The research revealed that investors are increasingly using nonfinancial performance to draw conclusions on value and to better inform their decisions, since it’s often a sign of operational excellence if a company shows they are handling environmental, social and governance (ESG) issues well. Over the long term, 92 percent of respondents believe that ESG issues — ranging from climate change to diversity to board effectiveness — have real and quantifiable impact.
Eighty-one percent of respondents say they now pay closer attention to nonfinancial disclosures as a result of recent compliance revelations of ESG expectations. And 89 percent agree that a sharp focus on ESG issues can generate sustainable returns over time.
“Recent corporate environmental and social scandals and a focus on longer-term value versus short-term dividend payouts are clearly pushing nonfinancial reporting up institutional investors’ agendas.
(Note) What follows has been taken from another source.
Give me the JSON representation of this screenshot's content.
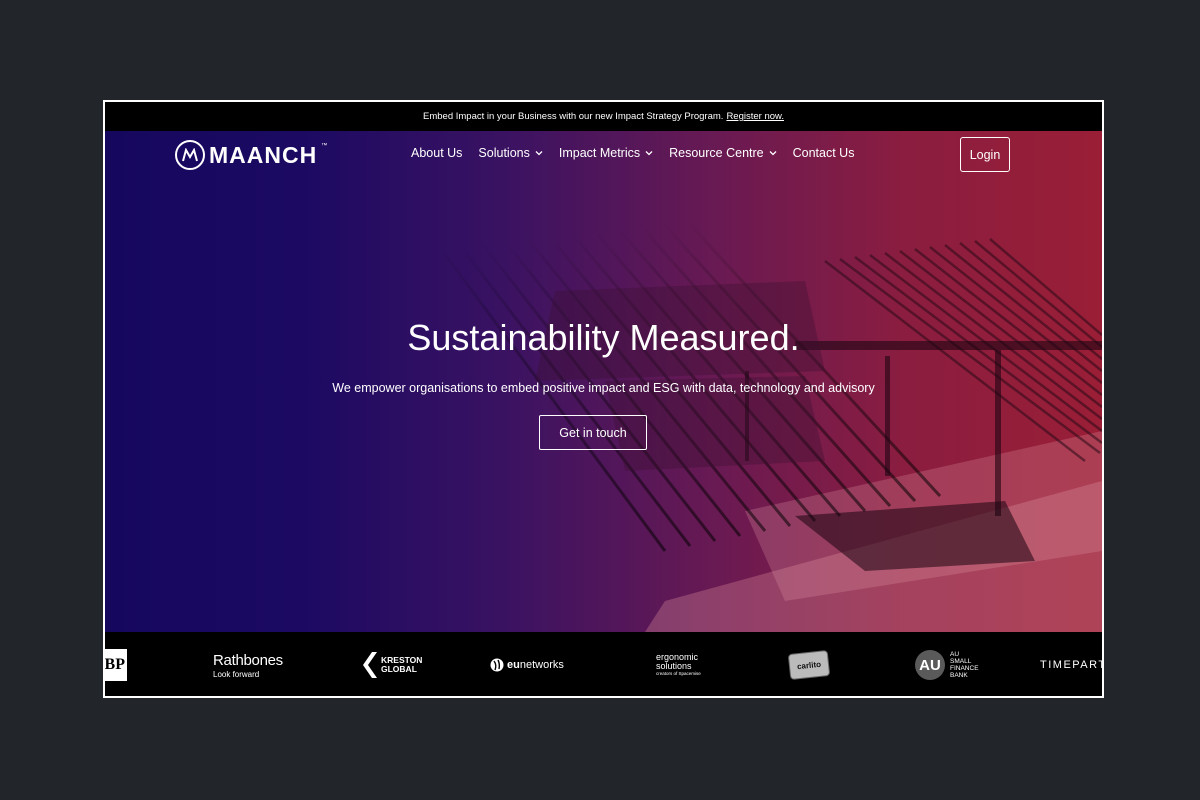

This leads to a disconnect between investors who see ESG as having real and quantifiable financial impacts and companies that do not see ESG risks as core to their business,” said Matthew Nelson, Global and Asia-Pacific Climate Change and Sustainability Services Leader for EY.
Changing our systems for a healthy, post-COVID world
Hear insights from Janine Benyus, Lynne Twist and Andrew Winston on how we got here — and what nature tells us about how to build a global economy that better, and more sustainably, serves the needs of humanity for today, and for the future — at the SB Leadership Summit, SB's first virtual event, June 1-2.
The survey found that in the last 12 months, 68 percent of respondents said a company’s nonfinancial performance had played a pivotal role in their investment decisions, up from 58 percent in 2015. Sixty percent of institutional investors say that their clients are now demanding ESG information; however, 73 percent said they conduct only informal assessments or no review at all.
Fifty-nine percent said that in the absence of a direct link between ESG initiatives and business strategy to create value in the short, medium and long term they would reconsider investment. Fifty-eight percent of investors would reconsider investment following disclosure of risk or history of poor governance.
With the 2015 Paris Climate Conference and other stewardship codes being introduced, the pressure on companies from investors to report more consistent and verifiable ESG information will continue to increase. Fifty-eight percent of investors say they expect at least a moderate increase in disclosures of company climate practices and related risk management strategies, with a further 27 percent expecting dramatic improvements in this area.
“We know that climate change represents a significant economic shift following the Paris Agreement. Investors are growing impatient with companies that are not adequately disclosing how a two degree Celsius future impacts their business and how they’ll navigate the risks and opportunities,” Nelson added.
“Given there is now evidence that sustainable companies outperform their peers, investors are seeking information that provides the confidence that management and the boards of investees are thinking long term. They want board-reviewed strategies laid out each year and they want a third-party oversight. We know that in the absence of clear, consistent and verifiable data, investors are taking matters into their own hands — some are starting to underweight these companies in their portfolios.”